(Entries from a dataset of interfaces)
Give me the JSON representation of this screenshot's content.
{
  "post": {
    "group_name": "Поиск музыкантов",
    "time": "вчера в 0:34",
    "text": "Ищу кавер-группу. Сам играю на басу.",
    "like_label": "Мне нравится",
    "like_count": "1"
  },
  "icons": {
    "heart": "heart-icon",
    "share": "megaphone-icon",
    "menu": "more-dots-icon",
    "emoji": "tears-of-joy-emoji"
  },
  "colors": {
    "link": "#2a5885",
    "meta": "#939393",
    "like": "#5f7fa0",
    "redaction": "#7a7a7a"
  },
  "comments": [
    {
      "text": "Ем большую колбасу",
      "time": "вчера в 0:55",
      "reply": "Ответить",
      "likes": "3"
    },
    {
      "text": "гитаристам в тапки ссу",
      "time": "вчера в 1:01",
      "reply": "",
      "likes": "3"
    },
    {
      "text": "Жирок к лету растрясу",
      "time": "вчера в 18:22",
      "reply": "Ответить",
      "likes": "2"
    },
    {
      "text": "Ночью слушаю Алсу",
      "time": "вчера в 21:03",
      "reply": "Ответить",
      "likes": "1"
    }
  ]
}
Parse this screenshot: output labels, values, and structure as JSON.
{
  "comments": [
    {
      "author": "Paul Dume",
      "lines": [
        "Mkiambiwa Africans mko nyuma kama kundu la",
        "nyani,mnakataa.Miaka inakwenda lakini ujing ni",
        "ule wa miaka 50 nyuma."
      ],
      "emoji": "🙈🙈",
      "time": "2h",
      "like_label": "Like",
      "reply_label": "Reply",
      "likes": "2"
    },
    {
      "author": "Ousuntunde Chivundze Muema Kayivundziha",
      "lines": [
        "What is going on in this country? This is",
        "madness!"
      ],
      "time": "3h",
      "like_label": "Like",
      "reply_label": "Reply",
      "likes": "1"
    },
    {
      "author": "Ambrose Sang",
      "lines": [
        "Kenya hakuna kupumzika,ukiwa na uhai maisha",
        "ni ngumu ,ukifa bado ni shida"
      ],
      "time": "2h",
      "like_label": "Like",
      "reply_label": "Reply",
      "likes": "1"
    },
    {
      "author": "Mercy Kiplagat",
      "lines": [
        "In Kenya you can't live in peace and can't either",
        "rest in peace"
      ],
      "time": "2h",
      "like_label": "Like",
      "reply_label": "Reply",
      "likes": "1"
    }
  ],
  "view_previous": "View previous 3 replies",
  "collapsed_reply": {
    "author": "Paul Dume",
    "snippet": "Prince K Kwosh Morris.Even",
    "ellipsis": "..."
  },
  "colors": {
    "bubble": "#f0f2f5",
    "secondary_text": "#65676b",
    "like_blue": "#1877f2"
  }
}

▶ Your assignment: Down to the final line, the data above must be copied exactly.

▶ Solution for this exercise:
Give me the JSON representation of this screenshot's content.
{
  "post": {
    "group_name": "Поиск музыкантов",
    "time": "вчера в 0:34",
    "text": "Ищу кавер-группу. Сам играю на басу.",
    "like_label": "Мне нравится",
    "like_count": "1"
  },
  "icons": {
    "heart": "heart-icon",
    "share": "megaphone-icon",
    "menu": "more-dots-icon",
    "emoji": "tears-of-joy-emoji"
  },
  "colors": {
    "link": "#2a5885",
    "meta": "#939393",
    "like": "#5f7fa0",
    "redaction": "#7a7a7a"
  },
  "comments": [
    {
      "text": "Ем большую колбасу",
      "time": "вчера в 0:55",
      "reply": "Ответить",
      "likes": "3"
    },
    {
      "text": "гитаристам в тапки ссу",
      "time": "вчера в 1:01",
      "reply": "",
      "likes": "3"
    },
    {
      "text": "Жирок к лету растрясу",
      "time": "вчера в 18:22",
      "reply": "Ответить",
      "likes": "2"
    },
    {
      "text": "Ночью слушаю Алсу",
      "time": "вчера в 21:03",
      "reply": "Ответить",
      "likes": "1"
    }
  ]
}
Parse this screenshot: output labels, values, and structure as JSON.
{
  "comments": [
    {
      "author": "Paul Dume",
      "lines": [
        "Mkiambiwa Africans mko nyuma kama kundu la",
        "nyani,mnakataa.Miaka inakwenda lakini ujing ni",
        "ule wa miaka 50 nyuma."
      ],
      "emoji": "🙈🙈",
      "time": "2h",
      "like_label": "Like",
      "reply_label": "Reply",
      "likes": "2"
    },
    {
      "author": "Ousuntunde Chivundze Muema Kayivundziha",
      "lines": [
        "What is going on in this country? This is",
        "madness!"
      ],
      "time": "3h",
      "like_label": "Like",
      "reply_label": "Reply",
      "likes": "1"
    },
    {
      "author": "Ambrose Sang",
      "lines": [
        "Kenya hakuna kupumzika,ukiwa na uhai maisha",
        "ni ngumu ,ukifa bado ni shida"
      ],
      "time": "2h",
      "like_label": "Like",
      "reply_label": "Reply",
      "likes": "1"
    },
    {
      "author": "Mercy Kiplagat",
      "lines": [
        "In Kenya you can't live in peace and can't either",
        "rest in peace"
      ],
      "time": "2h",
      "like_label": "Like",
      "reply_label": "Reply",
      "likes": "1"
    }
  ],
  "view_previous": "View previous 3 replies",
  "collapsed_reply": {
    "author": "Paul Dume",
    "snippet": "Prince K Kwosh Morris.Even",
    "ellipsis": "..."
  },
  "colors": {
    "bubble": "#f0f2f5",
    "secondary_text": "#65676b",
    "like_blue": "#1877f2"
  }
}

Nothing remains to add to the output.